The tube is about the width of a standard pencil and twice as long. It will pass under your skin for a short distance, to the front of your chest (if it goes in through your neck), or the front of your thigh (if it goes in your groin), before coming out of your skin. The external part of the line may be kept in place with stitches. The part of the line running under your skin has a small cuff of material on the inside which helps your body to form scar tissue. This helps to reduce the risk of infection and keep the line in place.

For more information see our leaflet on Inserting your tunnelled haemodialysis catheter (permcath).

How can I look after my haemodialysis line?

It is important that you take care of your haemodialysis line to prevent infections and to make it last longer.

Avoid touching the line where it goes into your skin. If you do need to touch it, always wash and dry your hands before and after touching it.

The dressings around the insertion and exit sites of the line must be kept dry at all times. You should not have a shower until the wound heals and the stitches are completely dissolved or removed. Removal of any stitches usually happens around 14 days after you have your line inserted.

After the stitches are removed, you can take a shower, but make sure that the exit site is kept dry. Special pouches are available to protect the line while you shower. Please ask your dialysis nurse if you would like to try these as they may be able to provide them for you.

You will need to apply a new dressing after you shower. You can get these from your dialysis nurse who will also teach you how to apply them.

Always wash your hands thoroughly before you put on a new dressing.

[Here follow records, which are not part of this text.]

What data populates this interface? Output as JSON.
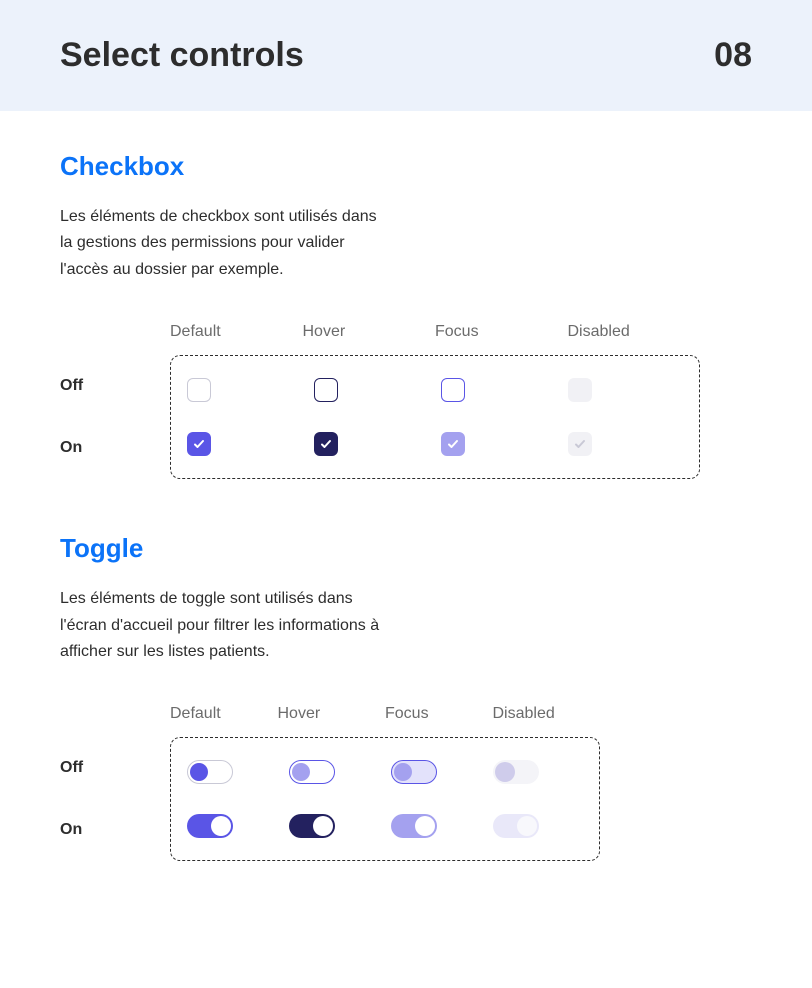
{
  "header": {
    "title": "Select controls",
    "page_number": "08"
  },
  "states": {
    "columns": [
      "Default",
      "Hover",
      "Focus",
      "Disabled"
    ],
    "rows": [
      "Off",
      "On"
    ]
  },
  "checkbox": {
    "title": "Checkbox",
    "description": "Les éléments de checkbox sont utilisés dans la gestions des permissions pour valider l'accès au dossier par exemple."
  },
  "toggle": {
    "title": "Toggle",
    "description": "Les éléments de toggle sont utilisés dans l'écran d'accueil pour filtrer les informations à afficher sur les listes patients."
  }
}
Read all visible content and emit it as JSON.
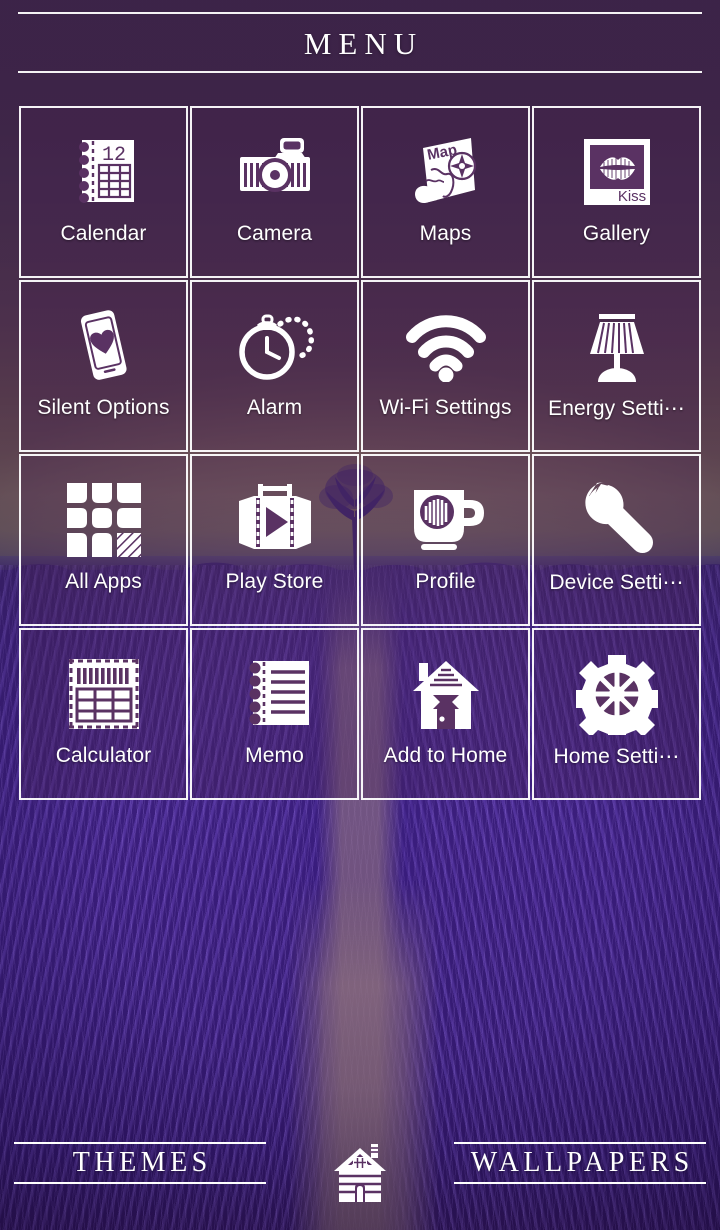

  • Covering your line and exit site under water increases the risk of infection, so taking a bath and going swimming is not recommended.
  • Your dialysis nurses will usually change your dressing once a week. Let them know if you have changed your own dressing in between or if the dressing feels itchy or uncomfortable.
  • Do not use any creams or talcum powder around the haemodialysis line.
  • Wear clean, loose-fitting clothes around your line and take care when dressing and undressing to avoid pulling on the line.
  • It is advisable to wrap and tape a clean piece of gauze around the line when it is not in use. Your dialysis nurse will show you how to do this.
  • Keep sharp instruments like scissors away from your line.
  • Do not pull or tug on your dialysis line.
  • Do not allow anyone other than a member of your kidney team to use your line.

How can I tell if something is wrong with my haemodialysis line?

Your nurses will check your line’s exit site for signs of infection each time you go for dialysis. Infections can often be treated with antibiotics but, if they are severe, your haemodialysis line may need to be removed.


Contact your kidney unit immediately if you notice any of the following as they may be symptoms of infection:

  • A higher temperature than normal, fever, chills or shivering.
  • Pain, itching, redness or swelling around the exit site
  • Discharge (e.g. blood or pus) from around the line
  • Cracks or leaks in the line

If there is severe bleeding, or your line falls out, press on the insertion site (not the exit site) with a clean hand towel and call 999 for help or ask someone to take you to your nearest Emergency Department.

What happens when I don’t need the haemodialysis line anymore?

If you have stopped receiving dialysis or are having haemodialysis through a fistula (a more permanent connection that is made by joining a vein onto an artery, usually in your arm), your haemodialysis line will be removed at your kidney unit.

For more information see our leaflet on Removing your temporary haemodialysis catheter (vascath).

Where can I find more information?